Globalization has made our big world seem much smaller, but it’s also pushed us farther away from one another.
Instead of focusing on finding common ground with those who have opposing religious or political views, society segregates itself with others who believe the same way they do.
The Rev. T. Anthony Spearman hadn’t even started his talk from the Christian perspective, and already there wasn’t a dry eye in the Harrell Auditorium. More than 200 people listened intently as a black man on the projector screen sang “Make Them Hear You” from the Broadway musical “Ragtime.”
It’s easy to grow weary in a world that is deeply divided and when efforts to reach out to the other side prove futile.
I didn’t go to church growing up, but my parents were the godliest people I knew. They were giving, compassionate, selfless, honest, humble and forgiving. They exemplified the true qualities of “people with faith.”
By Dale Neal • Special to The Smoky Mountain News
Evangelist Billy Graham — a spiritual guide to generations of American evangelicals, a globe-trotting preacher who converted millions to Christianity, and a confidante to presidents — died today at the age of 99.
Graham personally preached the Christian gospel to more people on the planet than any other evangelist in the 2,000 years of Christianity.
A highly anticipated public hearing that drew double the usual crowd to a Canton Town Board meeting wasn’t as contentious as it could have been, but the fight over a proposed Brunch Bill ordinance isn’t finished yet.
A planned vote on whether to approve Sunday morning alcohol sales was delayed Oct. 16 when the Jackson County Commissioners decided they should hold a formal public hearing before deciding the issue.
At a Friday night football game against Murphy, the Franklin High School cheerleaders took to the field like they do before every game to display a spirit banner for their team’s players to run through.
The inherent paradox in American government is that a nation founded upon Christian values by Christians provides for the separation of church and state in its governing charter.
While that is de jure status quo, it is far from de facto; customs, holidays and laws with a basis in Christianity remain at the core of the American tradition, often with implicit if not explicit government support.
Prayer as part of government meetings has a long — and often contentious — history in this country, and a recent court ruling on the issue certainly won’t settle this debate.
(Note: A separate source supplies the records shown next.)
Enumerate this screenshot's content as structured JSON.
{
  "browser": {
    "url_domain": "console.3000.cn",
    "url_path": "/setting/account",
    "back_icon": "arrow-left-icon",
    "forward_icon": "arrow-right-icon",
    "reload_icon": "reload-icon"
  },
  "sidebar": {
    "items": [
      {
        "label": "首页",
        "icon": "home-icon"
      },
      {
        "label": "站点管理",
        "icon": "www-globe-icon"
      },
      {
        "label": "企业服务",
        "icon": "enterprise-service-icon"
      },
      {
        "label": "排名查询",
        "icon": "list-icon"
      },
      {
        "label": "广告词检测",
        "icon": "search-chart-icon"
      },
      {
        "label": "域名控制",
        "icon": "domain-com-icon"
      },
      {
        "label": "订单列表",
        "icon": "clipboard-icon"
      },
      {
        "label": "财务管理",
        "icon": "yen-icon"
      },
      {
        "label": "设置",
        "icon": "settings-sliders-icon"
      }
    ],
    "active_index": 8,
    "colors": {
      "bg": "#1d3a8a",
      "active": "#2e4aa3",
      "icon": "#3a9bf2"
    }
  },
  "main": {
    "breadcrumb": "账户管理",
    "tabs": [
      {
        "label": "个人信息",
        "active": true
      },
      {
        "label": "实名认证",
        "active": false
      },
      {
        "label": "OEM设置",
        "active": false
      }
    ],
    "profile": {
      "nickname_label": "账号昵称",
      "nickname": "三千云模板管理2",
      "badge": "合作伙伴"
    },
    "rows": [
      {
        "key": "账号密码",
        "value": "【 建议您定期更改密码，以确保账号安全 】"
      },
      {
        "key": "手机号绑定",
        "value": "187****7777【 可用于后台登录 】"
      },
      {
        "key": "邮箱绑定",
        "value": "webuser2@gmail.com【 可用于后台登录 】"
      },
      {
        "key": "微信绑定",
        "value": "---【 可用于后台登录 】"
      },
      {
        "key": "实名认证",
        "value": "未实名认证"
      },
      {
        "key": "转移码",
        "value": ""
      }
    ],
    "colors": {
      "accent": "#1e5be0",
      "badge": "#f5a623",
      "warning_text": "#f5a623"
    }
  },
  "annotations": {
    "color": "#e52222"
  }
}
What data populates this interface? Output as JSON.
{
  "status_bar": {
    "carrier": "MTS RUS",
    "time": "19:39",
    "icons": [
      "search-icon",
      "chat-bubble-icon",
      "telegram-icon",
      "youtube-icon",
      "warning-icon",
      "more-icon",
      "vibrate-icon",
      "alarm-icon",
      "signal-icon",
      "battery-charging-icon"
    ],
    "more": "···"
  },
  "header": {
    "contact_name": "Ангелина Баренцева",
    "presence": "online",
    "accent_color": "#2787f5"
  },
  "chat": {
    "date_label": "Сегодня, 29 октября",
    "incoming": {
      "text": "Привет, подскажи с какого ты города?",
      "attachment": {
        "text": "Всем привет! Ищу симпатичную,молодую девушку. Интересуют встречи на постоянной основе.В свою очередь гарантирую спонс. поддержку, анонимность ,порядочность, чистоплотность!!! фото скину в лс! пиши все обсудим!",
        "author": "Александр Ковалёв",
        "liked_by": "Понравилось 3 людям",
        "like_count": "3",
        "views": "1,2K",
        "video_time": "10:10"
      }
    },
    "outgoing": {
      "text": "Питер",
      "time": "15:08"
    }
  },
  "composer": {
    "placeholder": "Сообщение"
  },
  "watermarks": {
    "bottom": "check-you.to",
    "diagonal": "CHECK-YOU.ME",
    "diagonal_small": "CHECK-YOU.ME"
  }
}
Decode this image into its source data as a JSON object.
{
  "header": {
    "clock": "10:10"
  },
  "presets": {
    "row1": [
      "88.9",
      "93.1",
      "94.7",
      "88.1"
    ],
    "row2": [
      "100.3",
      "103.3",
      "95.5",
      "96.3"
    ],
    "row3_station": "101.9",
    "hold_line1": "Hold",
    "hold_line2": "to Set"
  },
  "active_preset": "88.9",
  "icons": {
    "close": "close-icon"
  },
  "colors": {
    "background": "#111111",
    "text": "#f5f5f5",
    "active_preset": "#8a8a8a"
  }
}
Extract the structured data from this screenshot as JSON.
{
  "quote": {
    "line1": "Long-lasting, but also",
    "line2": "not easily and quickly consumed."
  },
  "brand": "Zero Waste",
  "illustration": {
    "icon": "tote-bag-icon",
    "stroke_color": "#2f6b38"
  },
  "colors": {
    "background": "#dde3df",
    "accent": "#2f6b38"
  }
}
This case does, however, add one more brick to the legal foundation that’s been built by respected judges since this country’s inception: prayer by those in official capacities is fine, but can’t trumpet your specific sectarian religious beliefs at the expense of those who may have a different faith.